Though we ask our allies and community members to pledge #IWillNotStandBy when witnessing violence on public transportation or on the street, we also know that it can be very dangerous to intervene, and that every incident of violence is different. Learn how to intervene safely, and be sure to assess the situation before intervening. Visit #IWillNotStandBy to learn tips on bystander intervention.

In memory of Derricka Banner.

 

NCAVP works to prevent, respond to, and end all forms of violence against and within lesbian, gay, bisexual, transgender, queer (LGBTQ) and HIV-affected communities. NCAVP is a national coalition of local member programs and affiliate organizations who create systemic and social change. NCAVP is a program of the New York City Anti-Violence Project.

NCAVP mourns the possible hate violence homicide of Bubbles (Anthony Torres) in San Francisco, CA

NCAVP mourns the death of Anthony Torres, also known as Bubbles, who was fatally shot on the sidewalk in the Tenderloin neighborhood of San Francisco on September 10, 2017. According to media reports, little is known about the motive of the shooting, and police are not currently investigating it as a hate crime.

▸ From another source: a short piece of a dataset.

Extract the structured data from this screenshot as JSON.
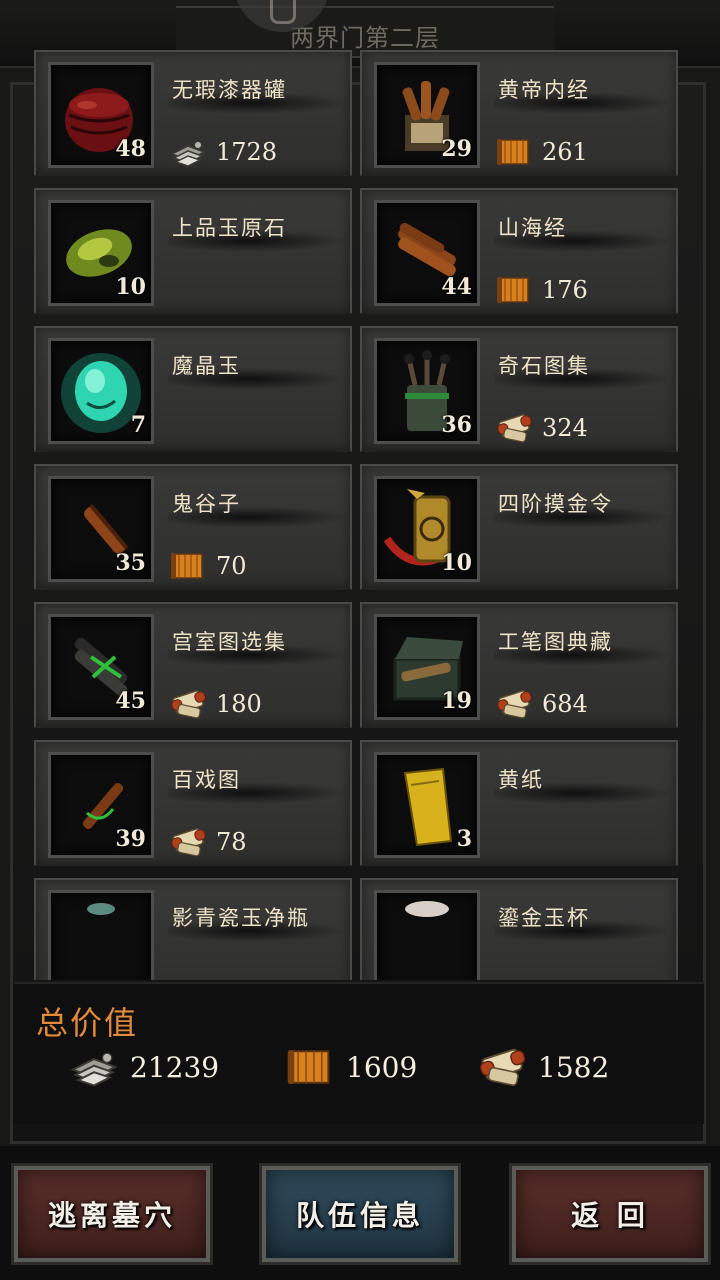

We mourn the loss of Anthony Torres, and send love and care to Bubbles’s friends and loved ones. Many have remembered Bubbles fondly as an activist, artist, performer, and a vibrant member of a diverse and passionate music community. “We know from patterns of violence against femme/female-presenting people, especially those queering up gender, that they are a target, as transgender women face violence at excruciatingly high rates,” said Pablo Espinoza-Schaudel, of NCAVP local member organization Community United Against Violence (CUAV).

“We want to reiterate to people that safety buddies are always a good idea, especially out on the streets and at parties,” said Espinoza-Schaudel. “Even when you are the entertainer/performer/DJ. Checking in with friends, asking for help getting home or company so you are not alone on the street. Having a fully-charged cell phone, letting friends or a roommate know when you are coming home.”

Though we ask our allies and community members to pledge #IWillNotStandBy when witnessing violence on public transportation or on the street, we also know that it can be very dangerous to intervene, and that every incident of violence is different. Never put your own safety at risk, and be sure to assess the situation before intervening. Visit #IWillNotStandBy to learn tips on bystander intervention.

In memory of Bubbles, also known as Anthony Torres.

 

If you are in the San Francisco area, CUAV is available as a resource to support you. Call (415) 333-HELP or visit www.cuav.org for more information.

NCAVP works to prevent, respond to, and end all forms of violence against and within lesbian, gay, bisexual, transgender, queer (LGBTQ) and HIV-affected communities. NCAVP is a national coalition of local member programs and affiliate organizations who create systemic and social change. NCAVP is a program of the New York City Anti-Violence Project.